Work required
Please return the full listing word for word, leaving out any pictures.

Input data
──────────────────────────────

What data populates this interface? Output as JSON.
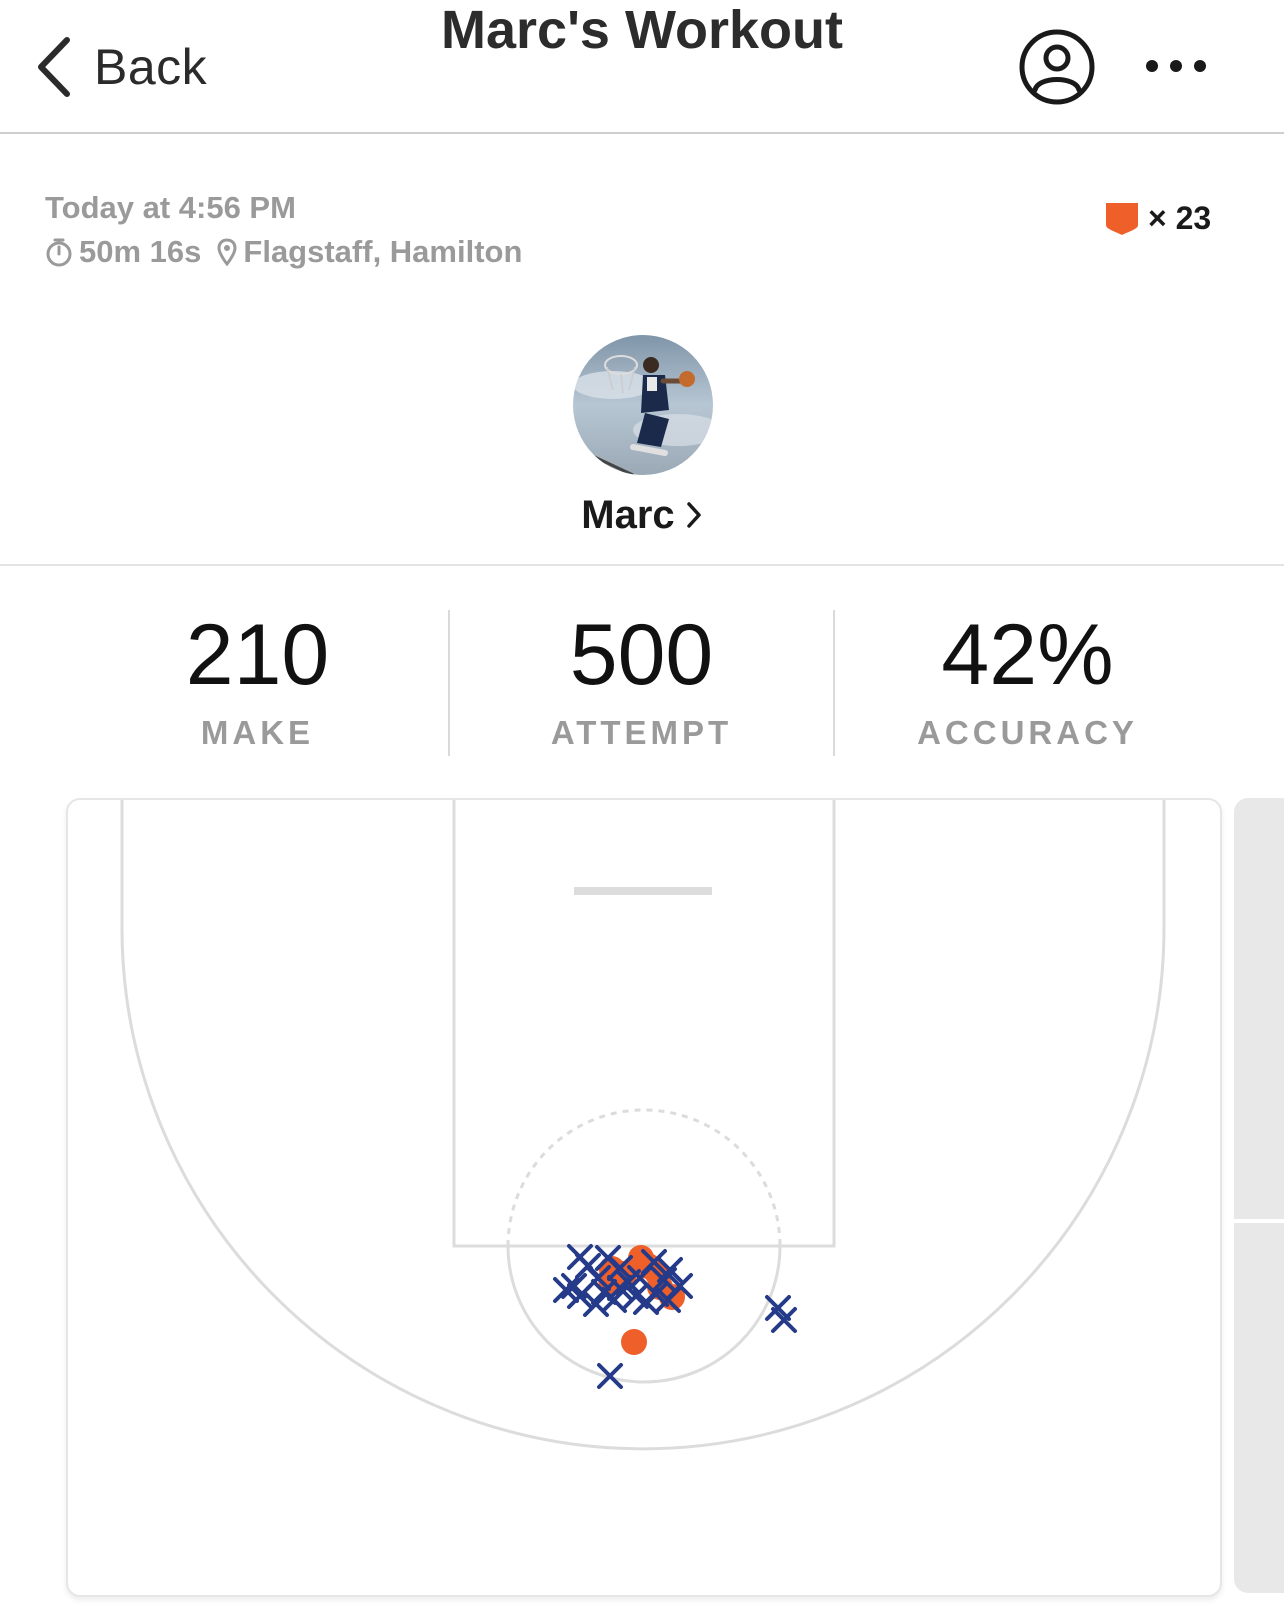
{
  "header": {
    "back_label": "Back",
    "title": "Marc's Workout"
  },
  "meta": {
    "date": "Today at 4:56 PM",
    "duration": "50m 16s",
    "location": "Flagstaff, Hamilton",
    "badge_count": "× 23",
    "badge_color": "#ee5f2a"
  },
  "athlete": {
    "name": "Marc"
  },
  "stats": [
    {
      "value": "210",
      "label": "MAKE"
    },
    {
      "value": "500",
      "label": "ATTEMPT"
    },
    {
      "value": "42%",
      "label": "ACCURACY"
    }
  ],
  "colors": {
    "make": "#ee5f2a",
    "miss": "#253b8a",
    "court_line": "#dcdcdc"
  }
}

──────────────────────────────

Response to this task
What data populates this interface? Output as JSON.
{
  "header": {
    "back_label": "Back",
    "title": "Marc's Workout"
  },
  "meta": {
    "date": "Today at 4:56 PM",
    "duration": "50m 16s",
    "location": "Flagstaff, Hamilton",
    "badge_count": "× 23",
    "badge_color": "#ee5f2a"
  },
  "athlete": {
    "name": "Marc"
  },
  "stats": [
    {
      "value": "210",
      "label": "MAKE"
    },
    {
      "value": "500",
      "label": "ATTEMPT"
    },
    {
      "value": "42%",
      "label": "ACCURACY"
    }
  ],
  "colors": {
    "make": "#ee5f2a",
    "miss": "#253b8a",
    "court_line": "#dcdcdc"
  }
}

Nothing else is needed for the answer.